● **REQUIRED WORK**
All of the data below is to be copied exactly.

Dataset records
* * * * * * * * *

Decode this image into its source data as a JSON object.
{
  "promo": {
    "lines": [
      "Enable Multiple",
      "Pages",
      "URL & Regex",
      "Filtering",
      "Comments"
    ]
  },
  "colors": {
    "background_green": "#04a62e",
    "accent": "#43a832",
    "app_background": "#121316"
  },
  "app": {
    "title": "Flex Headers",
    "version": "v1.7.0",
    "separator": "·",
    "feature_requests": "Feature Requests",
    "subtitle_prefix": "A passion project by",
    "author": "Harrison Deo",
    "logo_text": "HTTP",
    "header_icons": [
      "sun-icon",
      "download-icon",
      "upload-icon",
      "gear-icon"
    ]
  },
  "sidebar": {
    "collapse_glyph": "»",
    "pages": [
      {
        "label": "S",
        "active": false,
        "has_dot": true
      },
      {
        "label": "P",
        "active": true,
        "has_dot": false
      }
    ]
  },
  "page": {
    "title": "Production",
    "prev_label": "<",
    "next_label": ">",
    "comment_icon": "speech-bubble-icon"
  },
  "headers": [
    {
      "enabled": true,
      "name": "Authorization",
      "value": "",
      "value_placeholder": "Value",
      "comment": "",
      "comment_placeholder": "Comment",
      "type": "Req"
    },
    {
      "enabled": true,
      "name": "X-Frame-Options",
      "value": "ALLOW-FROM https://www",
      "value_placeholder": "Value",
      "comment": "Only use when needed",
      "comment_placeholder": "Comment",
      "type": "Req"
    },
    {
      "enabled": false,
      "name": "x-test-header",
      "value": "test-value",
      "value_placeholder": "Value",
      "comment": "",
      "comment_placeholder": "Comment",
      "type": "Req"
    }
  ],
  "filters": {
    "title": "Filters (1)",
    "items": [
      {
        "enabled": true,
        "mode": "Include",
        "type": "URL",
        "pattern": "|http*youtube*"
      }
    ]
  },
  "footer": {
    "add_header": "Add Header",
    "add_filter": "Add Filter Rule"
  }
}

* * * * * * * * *

● **RESULT FOR THIS EXERCISE**
Decode this image into its source data as a JSON object.
{
  "promo": {
    "lines": [
      "Enable Multiple",
      "Pages",
      "URL & Regex",
      "Filtering",
      "Comments"
    ]
  },
  "colors": {
    "background_green": "#04a62e",
    "accent": "#43a832",
    "app_background": "#121316"
  },
  "app": {
    "title": "Flex Headers",
    "version": "v1.7.0",
    "separator": "·",
    "feature_requests": "Feature Requests",
    "subtitle_prefix": "A passion project by",
    "author": "Harrison Deo",
    "logo_text": "HTTP",
    "header_icons": [
      "sun-icon",
      "download-icon",
      "upload-icon",
      "gear-icon"
    ]
  },
  "sidebar": {
    "collapse_glyph": "»",
    "pages": [
      {
        "label": "S",
        "active": false,
        "has_dot": true
      },
      {
        "label": "P",
        "active": true,
        "has_dot": false
      }
    ]
  },
  "page": {
    "title": "Production",
    "prev_label": "<",
    "next_label": ">",
    "comment_icon": "speech-bubble-icon"
  },
  "headers": [
    {
      "enabled": true,
      "name": "Authorization",
      "value": "",
      "value_placeholder": "Value",
      "comment": "",
      "comment_placeholder": "Comment",
      "type": "Req"
    },
    {
      "enabled": true,
      "name": "X-Frame-Options",
      "value": "ALLOW-FROM https://www",
      "value_placeholder": "Value",
      "comment": "Only use when needed",
      "comment_placeholder": "Comment",
      "type": "Req"
    },
    {
      "enabled": false,
      "name": "x-test-header",
      "value": "test-value",
      "value_placeholder": "Value",
      "comment": "",
      "comment_placeholder": "Comment",
      "type": "Req"
    }
  ],
  "filters": {
    "title": "Filters (1)",
    "items": [
      {
        "enabled": true,
        "mode": "Include",
        "type": "URL",
        "pattern": "|http*youtube*"
      }
    ]
  },
  "footer": {
    "add_header": "Add Header",
    "add_filter": "Add Filter Rule"
  }
}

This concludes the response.